Raw data:
•••
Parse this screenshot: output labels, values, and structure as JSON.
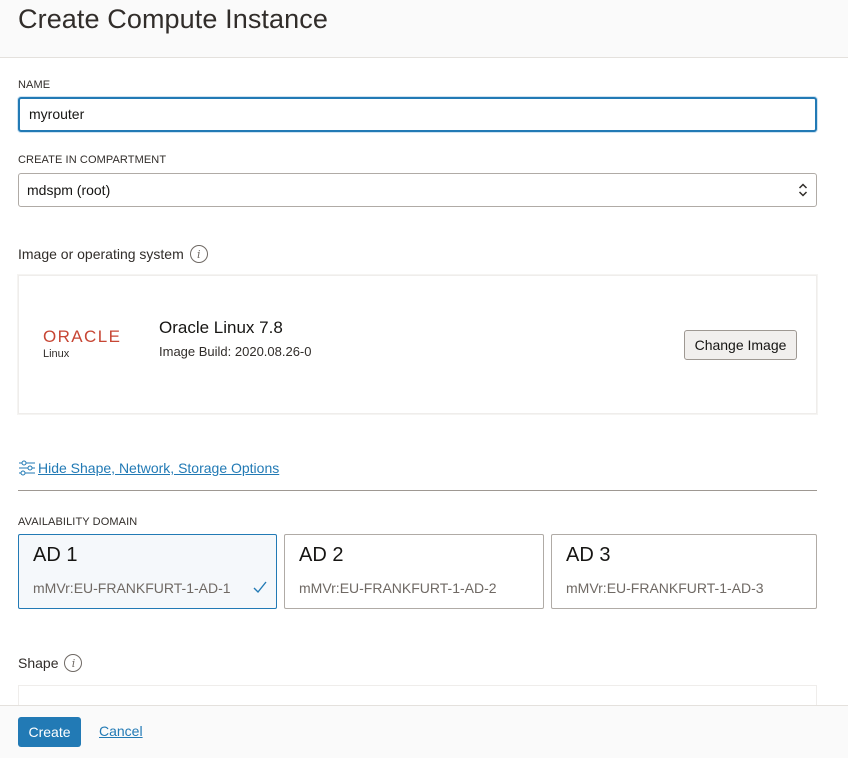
{
  "header": {
    "title": "Create Compute Instance"
  },
  "name_field": {
    "label": "NAME",
    "value": "myrouter"
  },
  "compartment": {
    "label": "CREATE IN COMPARTMENT",
    "value": "mdspm (root)"
  },
  "image_section": {
    "title": "Image or operating system",
    "logo_text": "ORACLE",
    "logo_subtext": "Linux",
    "os_name": "Oracle Linux 7.8",
    "build": "Image Build: 2020.08.26-0",
    "change_button": "Change Image"
  },
  "options_toggle": {
    "label": "Hide Shape, Network, Storage Options",
    "icon": "sliders-icon"
  },
  "availability": {
    "label": "AVAILABILITY DOMAIN",
    "domains": [
      {
        "title": "AD 1",
        "subtitle": "mMVr:EU-FRANKFURT-1-AD-1",
        "selected": true
      },
      {
        "title": "AD 2",
        "subtitle": "mMVr:EU-FRANKFURT-1-AD-2",
        "selected": false
      },
      {
        "title": "AD 3",
        "subtitle": "mMVr:EU-FRANKFURT-1-AD-3",
        "selected": false
      }
    ]
  },
  "shape_section": {
    "title": "Shape"
  },
  "footer": {
    "create_label": "Create",
    "cancel_label": "Cancel"
  },
  "colors": {
    "accent": "#227ab5",
    "oracle_red": "#c74634",
    "selected_bg": "#f5f8fb"
  }
}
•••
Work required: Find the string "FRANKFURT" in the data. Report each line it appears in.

Result:
        "subtitle": "mMVr:EU-FRANKFURT-1-AD-1",
        "subtitle": "mMVr:EU-FRANKFURT-1-AD-2",
        "subtitle": "mMVr:EU-FRANKFURT-1-AD-3",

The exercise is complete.